For eight days, Al and I slept in, took walks every afternoon and went to the beach late, when the sun wasn’t searing hot. We read and I wrote and sketched. We sat for hours watching the terns fly high over the water, then nosedive into the waves, snag minnows and pop back into the air, gulping their silvery catch as they flapped into the headwind to reconnoiter.
And we collected sea glass. Mounds of it. Mostly different shades of white with a tint of lemon or lime, a tinge of aqua, a hint of lilac; also beer bottle browns and greens.
I’ve been gathering sea glass since our now-grown daughters were little and we would scour the beach, holding hands, singing and skipping over surf. Finding even one piece would be cause for a little dance. Here, though, sea glass was bountiful. So the search was on for a sea gluncker’s treasure, cobalt blue.
From our first trip to the beach, the day we arrived, I was hunting for blue sea glass. A great meditation, especially since I was sick with a horrid cold when we left home, hacking and sneezing. And totally pissed off, because, of course, you’re not supposed to be sick on vacation, and I caught it from Al, who had come home sick the week before and missed several days of work, as a result. Plus, after my recent vitreous detachment in my right eye, my sight was full of floaters—so many that when I gazed out at sea, the sky looked like it was filled with space trash.
Grumble, grumble, cough, cough, grumble, grumble. I walked the beach, focused on each stone and shell in my path. Will my vision ever clear? What if I get a retinal detachment? How can I get to the mainland fast enough? I picked up a white stone shaped like a tiny ice cube and rolled it between my fingers. Why didn’t he wash his hands more carefully? Why was I so stupid to use his computer and not wash my hands after? I don’t want to be sick all week! We wait a whole year for this trip, and now what?

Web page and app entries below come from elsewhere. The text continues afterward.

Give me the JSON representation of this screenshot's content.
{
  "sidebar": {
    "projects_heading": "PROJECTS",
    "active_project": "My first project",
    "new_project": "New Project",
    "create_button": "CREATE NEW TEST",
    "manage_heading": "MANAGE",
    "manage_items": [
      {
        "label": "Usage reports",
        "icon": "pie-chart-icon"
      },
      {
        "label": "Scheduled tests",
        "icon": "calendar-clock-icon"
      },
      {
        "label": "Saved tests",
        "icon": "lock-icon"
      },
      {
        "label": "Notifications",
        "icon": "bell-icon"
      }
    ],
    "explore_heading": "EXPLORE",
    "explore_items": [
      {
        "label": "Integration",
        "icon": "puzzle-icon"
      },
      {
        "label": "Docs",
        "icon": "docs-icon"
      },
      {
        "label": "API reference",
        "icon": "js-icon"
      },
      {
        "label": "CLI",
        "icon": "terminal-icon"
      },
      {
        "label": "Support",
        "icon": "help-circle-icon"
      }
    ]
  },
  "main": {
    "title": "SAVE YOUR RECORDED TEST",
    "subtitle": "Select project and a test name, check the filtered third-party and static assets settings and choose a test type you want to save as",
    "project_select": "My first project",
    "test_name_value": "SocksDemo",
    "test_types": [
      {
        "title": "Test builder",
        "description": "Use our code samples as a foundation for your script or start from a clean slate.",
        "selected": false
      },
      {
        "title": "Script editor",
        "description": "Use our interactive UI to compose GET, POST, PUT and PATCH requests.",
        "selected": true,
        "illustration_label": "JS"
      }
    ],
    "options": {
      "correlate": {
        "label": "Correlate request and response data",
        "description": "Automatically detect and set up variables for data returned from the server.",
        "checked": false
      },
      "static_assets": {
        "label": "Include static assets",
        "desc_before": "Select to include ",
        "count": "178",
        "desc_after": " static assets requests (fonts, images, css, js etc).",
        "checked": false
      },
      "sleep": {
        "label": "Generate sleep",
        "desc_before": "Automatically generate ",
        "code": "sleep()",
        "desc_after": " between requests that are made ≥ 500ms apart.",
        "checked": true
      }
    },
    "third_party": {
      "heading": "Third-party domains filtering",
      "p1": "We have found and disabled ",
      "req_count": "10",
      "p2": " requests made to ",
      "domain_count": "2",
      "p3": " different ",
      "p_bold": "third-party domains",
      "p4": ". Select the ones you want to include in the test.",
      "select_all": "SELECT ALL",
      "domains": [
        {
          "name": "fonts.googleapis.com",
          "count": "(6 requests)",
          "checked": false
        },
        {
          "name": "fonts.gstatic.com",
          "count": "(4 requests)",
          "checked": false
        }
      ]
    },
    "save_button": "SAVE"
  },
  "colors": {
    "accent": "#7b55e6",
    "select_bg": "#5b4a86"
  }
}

My breathing was so compromised that by Monday morning I woke up and decided that if I was still that sick by Wednesday, I was going home. I told Al, insisting that he stay and I’d pick him up on Sunday. He said he’d come with me, but I really didn’t want to spoil his week. We talked about future vacation plans and how I’ve realized, as my health gets more complex, I need better access to medical facilities, just for peace of mind. He agreed.
With that reassurance, I redoubled my efforts to make the most of the trip, breathed in healing sea air and kept searching for blue sea glass. By Wednesday I was doing much better, well enough to suggest a long walk to see an exhibit of paintings by local artists at the island’s historical museum. We headed out along one of the two main roads, which had just been repaved the day before. And stepped on warm macadam. Which glommed onto the bottom of my good walking sandals.
Grumble, grumble, cough, grumble, grumble. These are my favorite summer shoes! They support my crazy feet! What if I’ve ruined them? I kvetched as I walked along the roadside, trying not to step on any more tar and, instead, packed grass and dirt into the guck. Al said we could stop at the ice cream shack. We found some sharp rocks, and he was able to carve off most of the crud from the soles. When we got back to our rented house, he removed the rest with a putty knife and a nail. Then we went to the beach, Al’s pick.
This beach was next to the island marina. Al wanted to park our chairs with a good view of the moored boats. I wanted to walk a bit farther, but I agreed to his plan. After all, he’d rescued my sandals. As I set down my beach chair, I noticed a speck of cobalt in the sand, inches from the chair’s aluminum footing. It was a chip of blue sea glass, no bigger than the nail on my pinky.
That was the only piece we found on the trip. We walked miles of beaches, clambered over countless boulders, waded and swam in the ocean and trekked across sandbars at low tide. My cold waned and I caught up on my sleep. I discovered that the floaters are less visible when I look at multicolored and darker surroundings, and when I take off my glasses. My finger ulcers improved in the warm sun. I got a great tan. Time slowed.
Now, back home, having kept a morning business meeting, plowed through hundreds of emails and sat at the computer all afternoon, I wish it didn’t seem so long ago, already, that we were walking the beach. Later, I’ll layer this year’s sea gluncking finds to top off a jar on my bureau. And be sure to place the chip of blue where I can see it.
Evelyn Herwitz blogs weekly about living fully with chronic disease, the inside of baseballs, turtles and frogs, J.S. Bach, the meaning of life and whatever else she happens to be thinking about at livingwithscleroderma.com.